This wonderful show suffers only from circumstances beyond the company’s control, being situated, venue-wise, in a tent in Hill Square. That’s a tent tent with a pole up the middle of it, not a spiegeltent or other suitable-for-crowds marquee.
Left to the mercy of natural light, obstructed sight lines and limited seating, our two intrepid puppeteers from Tatwood Puppets nevertheless put on a display of marionettery like no other, with an amazing Bohemian score and a range of Czech-style wooden puppets – reminiscent of the bizarre creations of the Quay twins – who make no concession to childish cuteness and are beautifully designed and operated.
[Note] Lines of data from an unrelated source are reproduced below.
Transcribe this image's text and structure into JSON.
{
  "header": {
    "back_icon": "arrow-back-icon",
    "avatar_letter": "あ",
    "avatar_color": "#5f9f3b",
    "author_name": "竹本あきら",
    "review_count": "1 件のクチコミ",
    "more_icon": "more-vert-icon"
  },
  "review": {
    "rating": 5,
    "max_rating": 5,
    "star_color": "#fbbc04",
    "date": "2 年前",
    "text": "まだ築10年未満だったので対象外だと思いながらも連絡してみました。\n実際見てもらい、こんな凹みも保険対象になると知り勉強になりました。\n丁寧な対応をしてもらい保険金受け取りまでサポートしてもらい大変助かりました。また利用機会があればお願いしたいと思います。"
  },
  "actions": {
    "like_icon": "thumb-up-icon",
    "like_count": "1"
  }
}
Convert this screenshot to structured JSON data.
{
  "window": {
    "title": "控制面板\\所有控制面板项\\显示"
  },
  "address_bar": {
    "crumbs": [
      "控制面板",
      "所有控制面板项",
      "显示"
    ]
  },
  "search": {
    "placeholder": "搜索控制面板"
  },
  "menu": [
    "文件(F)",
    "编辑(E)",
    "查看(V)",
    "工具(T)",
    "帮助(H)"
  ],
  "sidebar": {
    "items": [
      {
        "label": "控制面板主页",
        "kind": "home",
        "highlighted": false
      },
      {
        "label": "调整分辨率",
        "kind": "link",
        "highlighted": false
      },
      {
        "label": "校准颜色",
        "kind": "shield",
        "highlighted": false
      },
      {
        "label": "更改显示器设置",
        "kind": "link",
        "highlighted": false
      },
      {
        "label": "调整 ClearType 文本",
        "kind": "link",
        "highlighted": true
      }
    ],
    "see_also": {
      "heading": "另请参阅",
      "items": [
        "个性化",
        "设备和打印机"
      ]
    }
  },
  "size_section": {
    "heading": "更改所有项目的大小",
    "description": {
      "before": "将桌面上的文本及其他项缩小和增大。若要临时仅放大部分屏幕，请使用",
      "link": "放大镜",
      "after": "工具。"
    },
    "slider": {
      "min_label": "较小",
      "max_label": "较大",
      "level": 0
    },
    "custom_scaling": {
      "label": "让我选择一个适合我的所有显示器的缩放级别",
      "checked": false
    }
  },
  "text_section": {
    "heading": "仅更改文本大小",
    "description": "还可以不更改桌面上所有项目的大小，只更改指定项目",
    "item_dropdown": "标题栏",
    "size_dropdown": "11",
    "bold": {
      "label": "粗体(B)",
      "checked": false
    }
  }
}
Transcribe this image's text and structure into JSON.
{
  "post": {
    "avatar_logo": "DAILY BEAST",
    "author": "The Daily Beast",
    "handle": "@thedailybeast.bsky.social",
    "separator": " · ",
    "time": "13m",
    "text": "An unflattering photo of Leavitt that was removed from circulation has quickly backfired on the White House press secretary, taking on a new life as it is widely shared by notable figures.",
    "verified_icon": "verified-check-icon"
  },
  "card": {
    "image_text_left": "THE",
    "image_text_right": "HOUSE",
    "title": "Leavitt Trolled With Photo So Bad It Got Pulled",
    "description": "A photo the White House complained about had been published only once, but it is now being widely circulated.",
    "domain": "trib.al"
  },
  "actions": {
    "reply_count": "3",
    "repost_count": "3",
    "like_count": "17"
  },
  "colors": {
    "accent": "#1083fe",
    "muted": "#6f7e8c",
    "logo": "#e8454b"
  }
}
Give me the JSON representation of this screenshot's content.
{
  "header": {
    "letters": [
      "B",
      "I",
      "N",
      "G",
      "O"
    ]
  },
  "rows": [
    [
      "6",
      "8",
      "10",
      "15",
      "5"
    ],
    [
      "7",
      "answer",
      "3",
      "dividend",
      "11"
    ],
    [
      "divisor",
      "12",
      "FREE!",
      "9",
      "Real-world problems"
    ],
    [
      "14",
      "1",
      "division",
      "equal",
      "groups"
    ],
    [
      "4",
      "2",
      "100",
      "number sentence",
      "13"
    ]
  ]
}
There’s one-eyed Edgar who greets us with a duster as we enter the troupe’s canvas domain; a tweedy wheelchair-bound Hare who narrates a lot of the show from his bathchair; various glove puppets, shadow puppets and, absolute star of the show, Count Ocular, a Kafkaesque prestidigitator with an eyeball for a head who performs amazingly sophisticated sleight of hand tricks to a delighted audience. That’s all before the stunning finale piece when the last marionette turns the entire theatre into a giant arboretum as leaves and vines sprout from the puppet stage and engulf and entwine the audience.
If there’s any criticism to be made it’s that good old three-plus age advice in the brochure, as this show does not really cater for small children at all despite the prejudice of theatrical promoters that puppet theatre automatically equals kiddie shows. This reviewer for one is eagerly hoping that the guys will return to Edinburgh next year with a much darker show with at least a twelve-plus rating so that they can really develop their already astounding ideas and visuals and move comfortably over to the dark side where they belong.